Cell phone bullying has grown because bullies can now send threats, often on personal phones, that are not trackable by employers. It is common to share cell phone numbers in the workplace, and it is very simple for a bully to send automated or anonymized text messages using apps designed for just this purpose. Hostile late-night texts or sexual solicitations may also occur via text message.
- Real world example: When a nurse received the text, “You should know better,” from 20 unknown numbers at exactly the same time. It turns out that she was new to her job and her subordinates didn’t like that she got the role.
What Type of Cyberbullying Is Most Common in the Workplace?
When an employee poses as someone else (a boss, another employee, a leader or even a personal friend) and posts comments or sends emails or texts to confuse them, gain work-related or personal secrets or embarrass them.
When the bully shares secrets or other personal information about their victim with a large group of employees. These secrets could be work related, such as the victim is looking to apply for another job within the company or they were assigned to a big project. The secrets could also be personal.
Posting mean or destructive comments on social media posts, sometimes that aren’t related to the original post at all.

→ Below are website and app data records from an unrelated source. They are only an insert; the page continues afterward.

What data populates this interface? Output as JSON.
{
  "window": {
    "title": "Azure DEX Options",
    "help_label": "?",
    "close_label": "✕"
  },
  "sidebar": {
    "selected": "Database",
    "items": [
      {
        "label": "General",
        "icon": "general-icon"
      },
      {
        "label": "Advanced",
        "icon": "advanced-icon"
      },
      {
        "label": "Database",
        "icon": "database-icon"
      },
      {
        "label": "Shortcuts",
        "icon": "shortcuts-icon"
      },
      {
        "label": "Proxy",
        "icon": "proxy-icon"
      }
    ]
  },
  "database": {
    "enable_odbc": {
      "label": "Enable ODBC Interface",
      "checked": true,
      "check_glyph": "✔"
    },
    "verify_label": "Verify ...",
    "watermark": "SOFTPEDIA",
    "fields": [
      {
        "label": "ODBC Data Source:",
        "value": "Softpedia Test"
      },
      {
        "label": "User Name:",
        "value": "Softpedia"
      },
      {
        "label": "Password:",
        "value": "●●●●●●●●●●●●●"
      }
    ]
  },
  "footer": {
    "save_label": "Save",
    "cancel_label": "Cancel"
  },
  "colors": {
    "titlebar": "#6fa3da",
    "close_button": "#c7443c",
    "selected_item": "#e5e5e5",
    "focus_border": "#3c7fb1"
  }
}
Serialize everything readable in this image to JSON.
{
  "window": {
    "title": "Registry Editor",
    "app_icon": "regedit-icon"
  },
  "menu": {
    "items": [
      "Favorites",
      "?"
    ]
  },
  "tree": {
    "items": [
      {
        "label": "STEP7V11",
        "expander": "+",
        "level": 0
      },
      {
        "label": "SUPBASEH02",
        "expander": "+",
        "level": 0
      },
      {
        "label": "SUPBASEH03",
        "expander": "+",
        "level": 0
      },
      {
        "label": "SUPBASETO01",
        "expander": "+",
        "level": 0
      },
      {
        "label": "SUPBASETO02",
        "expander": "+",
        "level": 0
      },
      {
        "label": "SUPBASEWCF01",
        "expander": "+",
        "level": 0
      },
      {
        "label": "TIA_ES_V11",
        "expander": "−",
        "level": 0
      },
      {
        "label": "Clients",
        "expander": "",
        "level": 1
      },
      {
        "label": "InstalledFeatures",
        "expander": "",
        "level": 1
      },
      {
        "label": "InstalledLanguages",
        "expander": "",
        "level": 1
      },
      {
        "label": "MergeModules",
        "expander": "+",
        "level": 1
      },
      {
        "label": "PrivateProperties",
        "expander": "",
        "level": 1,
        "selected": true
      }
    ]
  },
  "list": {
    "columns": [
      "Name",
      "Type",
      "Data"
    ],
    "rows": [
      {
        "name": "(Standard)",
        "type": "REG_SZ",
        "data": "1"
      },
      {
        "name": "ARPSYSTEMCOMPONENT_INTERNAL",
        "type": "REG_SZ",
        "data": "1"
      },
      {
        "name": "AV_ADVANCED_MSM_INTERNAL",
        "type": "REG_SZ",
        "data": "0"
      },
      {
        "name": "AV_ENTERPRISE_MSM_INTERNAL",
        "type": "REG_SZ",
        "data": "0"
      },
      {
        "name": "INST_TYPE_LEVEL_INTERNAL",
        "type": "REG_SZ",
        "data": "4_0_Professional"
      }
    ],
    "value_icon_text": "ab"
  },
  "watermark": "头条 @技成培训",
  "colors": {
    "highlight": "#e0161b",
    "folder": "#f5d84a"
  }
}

This may occur on public sites like Twitter, Facebook or LinkedIn but may also be on internal social media pages.
How Can You Help Prevent Cyberbullying From Happening?
If you are a witness to bullying, of any sort, the first thing to do is to report it to a manager, human resources or another official.
Respond and support:
Keep in mind that many employees won’t immediately use the term “bullying” in referring to the treatment they are receiving from a coworker or manager. Complaints about bullying may be hidden under general work complaints. Be proactive when discussing these types of situations and listen carefully to the employee, take the situation seriously and react and report it quickly.
Policies and training:
Employees need clear policies about what is acceptable and unacceptable behavior, and all employees should be trained on how to recognize and respond to bullying. If your organization does not have these, talk to your manager and human resource organization.
Practice social media hygiene:
Stay up to date with privacy settings on all of your social media accounts, do not give out your email or phone number to people you don’t know, don’t accept friend requests from strangers and don’t send inappropriate photos, videos, emails or texts to anyone – especially coworkers (even if they are your friend or significant other today).
Call the police:
In extreme situations, if someone is in physical danger, or if management or human resources are not able to adequately resolve the situation, the police may need to get involved. Some states even have laws against workplace bullying.
Have you ever been cyberbullied at work? Have you ever known someone who has? For more information about cyberbullying, refer to the resources provided on the Cyberbullying Research Center or the National Workplace Bullying Coalition.
About the Author
Kim Albarella is the senior director of security marketing and educational programming within ADP’s Global Security Organization. She is responsible for cyber and physical security marketing and sales support, public relations, associate security awareness, educational programming and internal and external security communications. Her previous roles at ADP, where she has been working for six years, include executive in training in the internal audit department, director of risk strategy and director of global operations and compliance internal audit. Prior to joining ADP, Kim performed audit, risk and compliance functions at Morgan Stanley and Ernst & Young. She holds multiple certifications, including certified internal auditor and certified risk management associate. Kim is currently pursuing a graduate degree in business communications from Harvard University and has a bachelor’s degree in finance and marketing from the College of New Jersey.